Earlier this year, Apple introduced a contentious feature that required developers to obtain permission from consumers before following them and to disclose what data was being collected. Facebook is the source of most of the criticism, whilst Google has maintained a more neutral approach. However, it appears that the Search Engine King has made up its mind and has decided to support Apple’s App Tracking Transparency feature.
Third-party cookies were not to be allowed in Google’s Chrome browser, as the company previously decided. However, the plan has been put on hold.
Ban on Monitoring Cookies
Cookies track user behavior on the internet and allow digital publishers to target advertisements. Many of Google’s competitors, including Apple, Microsoft, and Mozilla, have already blocked them.
However, critics argue that Google’s ban encourages ad sellers to go directly to the company for this data, giving it an unfair edge.
That’s because Google intends to replace the system with one of its designs, which it believes is more privacy-friendly while still allowing advertisement. The UK Competition and Markets Authority is already looking into its recommendations (CMA). The prohibition was supposed to go into effect in 2022, but it has been postponed until 2023.
“It’s become evident that time is needed across the ecosystem,” said Vinay Goel, privacy engineering director for Google’s Chrome browser, in a blog post. Chrome has a 65 percent market share worldwide, according to GlobalStats.According to Farhad Divecha, head of digital marketing business AccuraCast, the delay is good news for his industry.
“We appreciate the delay and only hope that Google takes advantage of it to engage with the CMA as well as the other stakeholders who will be impacted by the changes, such as advertisers, agencies, publishers, and ad-tech and tracking solution providers,” he said. The Privacy Sandbox is the name given to Google’s latest privacy proposals.
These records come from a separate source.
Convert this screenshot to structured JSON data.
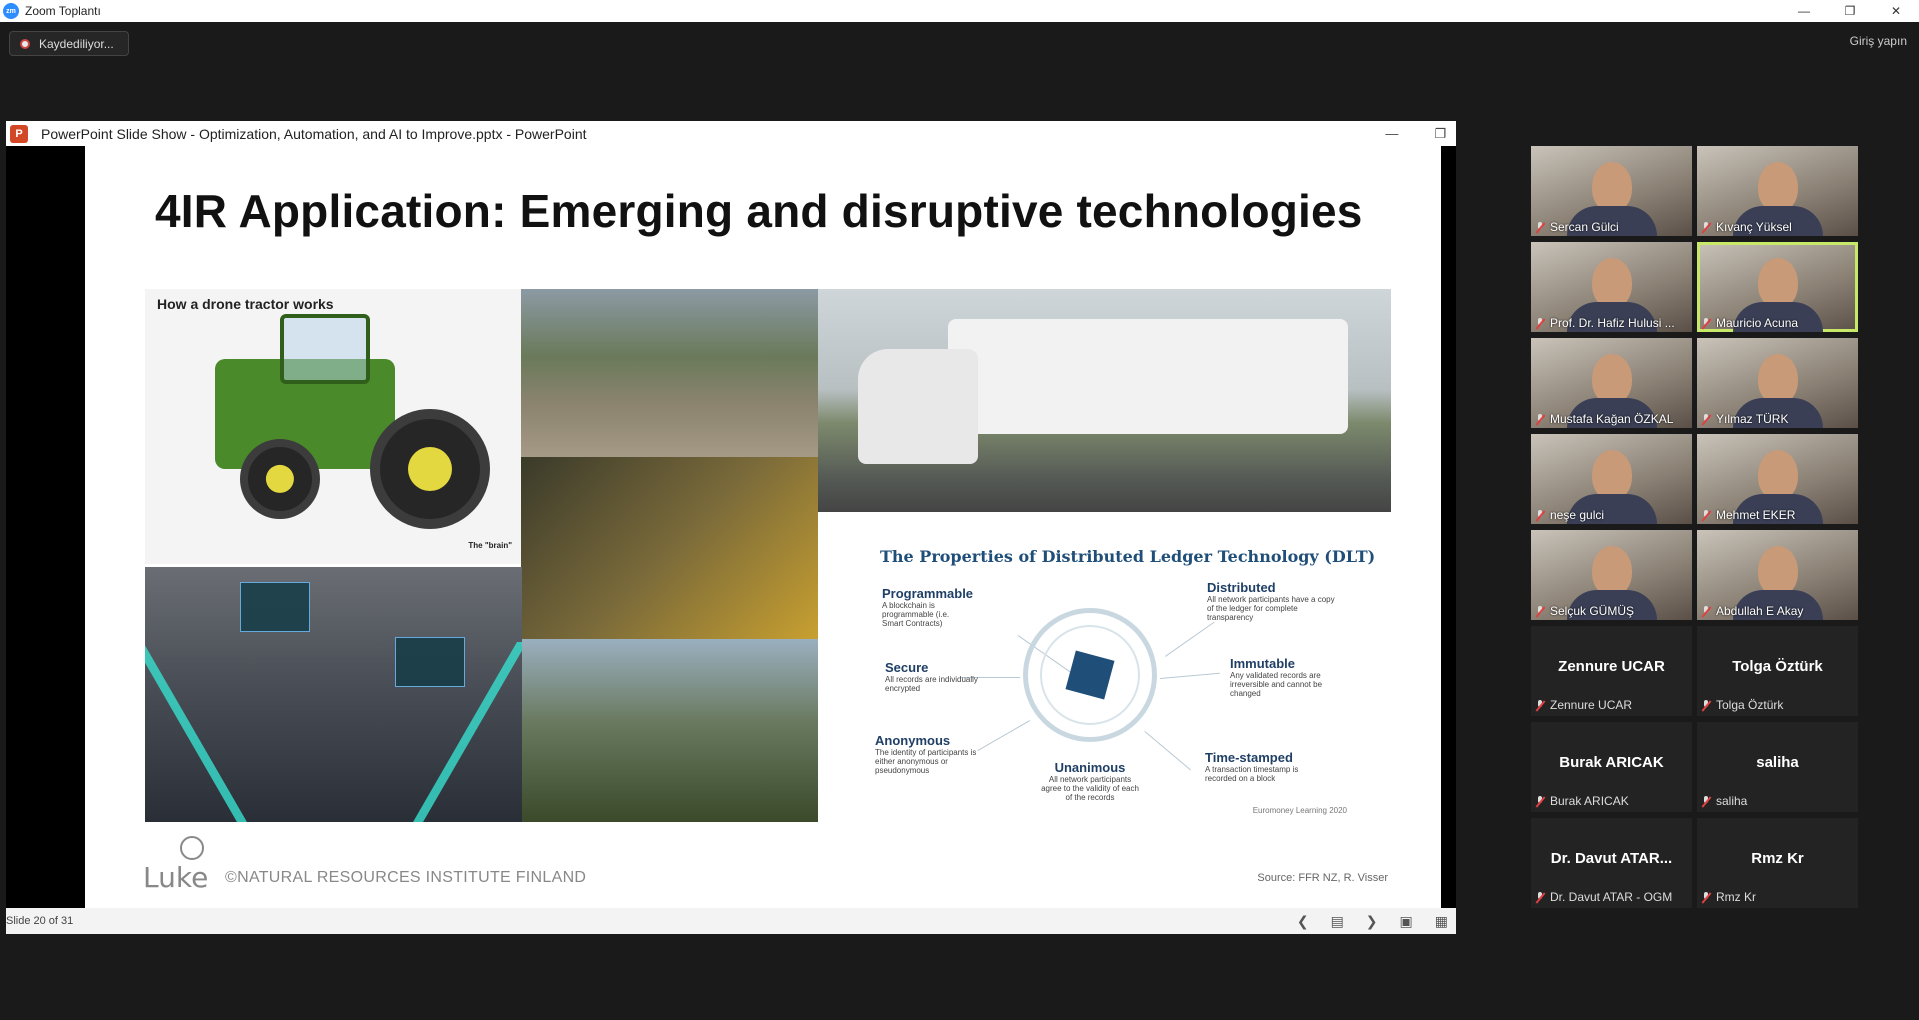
{
  "zoom": {
    "window_title": "Zoom Toplantı",
    "recording_label": "Kaydediliyor...",
    "signin_label": "Giriş yapın"
  },
  "ppt": {
    "window_title": "PowerPoint Slide Show  -  Optimization, Automation, and AI to Improve.pptx  -  PowerPoint",
    "slide_counter": "Slide 20 of 31"
  },
  "slide": {
    "title": "4IR Application: Emerging and disruptive technologies",
    "tractor_heading": "How a drone tractor works",
    "tractor_brain": "The \"brain\"",
    "dlt_title": "The Properties of Distributed Ledger Technology (DLT)",
    "dlt_items": [
      {
        "heading": "Programmable",
        "desc": "A blockchain is programmable (i.e. Smart Contracts)"
      },
      {
        "heading": "Distributed",
        "desc": "All network participants have a copy of the ledger for complete transparency"
      },
      {
        "heading": "Secure",
        "desc": "All records are individually encrypted"
      },
      {
        "heading": "Immutable",
        "desc": "Any validated records are irreversible and cannot be changed"
      },
      {
        "heading": "Anonymous",
        "desc": "The identity of participants is either anonymous or pseudonymous"
      },
      {
        "heading": "Unanimous",
        "desc": "All network participants agree to the validity of each of the records"
      },
      {
        "heading": "Time-stamped",
        "desc": "A transaction timestamp is recorded on a block"
      }
    ],
    "dlt_credit": "Euromoney Learning 2020",
    "logo_text": "Luke",
    "institute": "©NATURAL RESOURCES INSTITUTE FINLAND",
    "source": "Source: FFR NZ, R. Visser"
  },
  "participants": [
    {
      "name": "Sercan Gülci",
      "video": true
    },
    {
      "name": "Kıvanç Yüksel",
      "video": true
    },
    {
      "name": "Prof. Dr. Hafiz Hulusi ...",
      "video": true
    },
    {
      "name": "Mauricio Acuna",
      "video": true,
      "active": true
    },
    {
      "name": "Mustafa Kağan ÖZKAL",
      "video": true
    },
    {
      "name": "Yılmaz TÜRK",
      "video": true
    },
    {
      "name": "neşe gulci",
      "video": true
    },
    {
      "name": "Mehmet EKER",
      "video": true
    },
    {
      "name": "Selçuk GÜMÜŞ",
      "video": true
    },
    {
      "name": "Abdullah E Akay",
      "video": true
    },
    {
      "name": "Zennure UCAR",
      "display": "Zennure UCAR",
      "video": false
    },
    {
      "name": "Tolga Öztürk",
      "display": "Tolga Öztürk",
      "video": false
    },
    {
      "name": "Burak ARICAK",
      "display": "Burak ARICAK",
      "video": false
    },
    {
      "name": "saliha",
      "display": "saliha",
      "video": false
    },
    {
      "name": "Dr. Davut ATAR - OGM",
      "display": "Dr. Davut ATAR...",
      "video": false
    },
    {
      "name": "Rmz Kr",
      "display": "Rmz Kr",
      "video": false
    }
  ]
}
The introduction of something called The Federated Learning of Cohorts, or “Floc,” is one of its principles. The concept is that a browser with Floc would collect data on users’ browsing patterns and assign them to a group, or “flock,” of people who have similar surfing histories. Each would have a unique ID that advertising could use to determine their preferences.
The update has caused a lot of commotion in the tech world. There seems to be strong criticism regarding anti- data sharing developments but developers since companies greatly profit from the personalized bubble created by the data received. The full functionality of the update is still a bit unclear; we’ll have to wait for the time being for further details.